  19. ^ NTSB Most Wanted List, fatigue, https://www.ntsb.gov/Recs/mostwanted/aviation_reduce_acc_inc_humanfatig.htm
  20. ^ Akerstedt, T.; Mollard, R.; Samel, A; Simons, M.; Spencer, M. (2003). Paper prepared for the ETSC “Meeting to discuss the role of EU FTL legislation in reducing cumulative fatigue in civil aviation” in Brussels on Wednesday 19th February 2003 (PDF) (Report). European Transport Safety Council.
  21. ^ Goode, Jeffrey H. (August 2003). "Are pilots at risk of accidents due to fatigue?" (PDF). Journal of Safety Research. 34 (3): 309–313. doi:10.1016/S0022-4375(03)00033-1. PMID 12963077.
  22. ^ "Hours of Service of Drivers; Driver Rest and Sleep for Safe Operations; Proposed Rule". Federal Motor Carrier Safety Administration. Archived from the original on 1 October 2006. Retrieved 16 February 2008.
  23. ^ Gander, P.; Purnell, H.; Garden, A.; Woodward, A. (2007). "Work patterns and fatigue-related risk among junior doctors". Occupational and Environmental Medicine. 64 (11): 733–738. doi:10.1136/oem.2006.030916. PMC 2078416. PMID 17387138.
  24. ^ "Safety and Health Topics | Long Work Hours, Extended or Irregular Shifts, and Worker Fatigue - Limitations on Work Hours | Occupational Safety and Health Administration". osha.gov. Retrieved 12 August 2018.
  25. ^ "Safety Digest" (PDF). Marine Accident Investigation Branch (MAIB). February 2004.
  26. ^ a b Leeuwen, Wessel M.A. Van (2012). "(PDF) Final report project HORIZON". ResearchGate. doi:10.13140/rg.2.1.4844.7127. Retrieved 18 November 2018.
  27. ^ a b "Convention C109 - Wages, Hours of Work and Manning (Sea) Convention (Revised), 1958 (No. 109)". www.ilo.org. Retrieved 29 November 2018.
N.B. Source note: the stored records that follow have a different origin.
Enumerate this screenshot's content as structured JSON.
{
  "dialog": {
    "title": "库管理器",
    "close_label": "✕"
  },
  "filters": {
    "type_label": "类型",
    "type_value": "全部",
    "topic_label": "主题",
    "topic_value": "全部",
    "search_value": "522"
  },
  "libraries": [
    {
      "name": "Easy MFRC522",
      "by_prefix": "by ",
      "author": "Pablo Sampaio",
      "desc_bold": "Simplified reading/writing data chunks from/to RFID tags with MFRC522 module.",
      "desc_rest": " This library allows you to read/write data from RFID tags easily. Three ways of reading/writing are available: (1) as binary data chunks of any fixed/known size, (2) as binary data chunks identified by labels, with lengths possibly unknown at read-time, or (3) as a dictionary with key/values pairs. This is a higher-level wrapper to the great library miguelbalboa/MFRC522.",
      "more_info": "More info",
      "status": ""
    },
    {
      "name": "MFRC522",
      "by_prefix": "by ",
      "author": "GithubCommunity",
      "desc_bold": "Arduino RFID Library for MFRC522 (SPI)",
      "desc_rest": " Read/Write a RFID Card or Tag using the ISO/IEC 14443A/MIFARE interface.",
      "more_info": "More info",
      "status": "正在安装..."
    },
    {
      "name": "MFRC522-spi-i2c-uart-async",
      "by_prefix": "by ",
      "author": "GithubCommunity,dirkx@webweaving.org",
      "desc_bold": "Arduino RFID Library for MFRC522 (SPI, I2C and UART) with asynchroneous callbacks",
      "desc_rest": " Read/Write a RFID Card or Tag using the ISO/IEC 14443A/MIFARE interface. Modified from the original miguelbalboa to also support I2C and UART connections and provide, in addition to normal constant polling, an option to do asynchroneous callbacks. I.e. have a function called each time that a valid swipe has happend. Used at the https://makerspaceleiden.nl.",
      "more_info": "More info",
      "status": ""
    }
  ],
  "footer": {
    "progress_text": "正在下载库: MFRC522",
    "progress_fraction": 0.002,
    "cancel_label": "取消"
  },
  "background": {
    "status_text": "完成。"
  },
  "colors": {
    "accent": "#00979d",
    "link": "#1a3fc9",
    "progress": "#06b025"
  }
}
  28. ^ "Guidelines for the Development of Tables of Seafarers' Shipboard Working Arrangements and Formats of Records of Seafarers' Hours of Work or Hours of Rest" (PDF). IMO. 29 November 2018.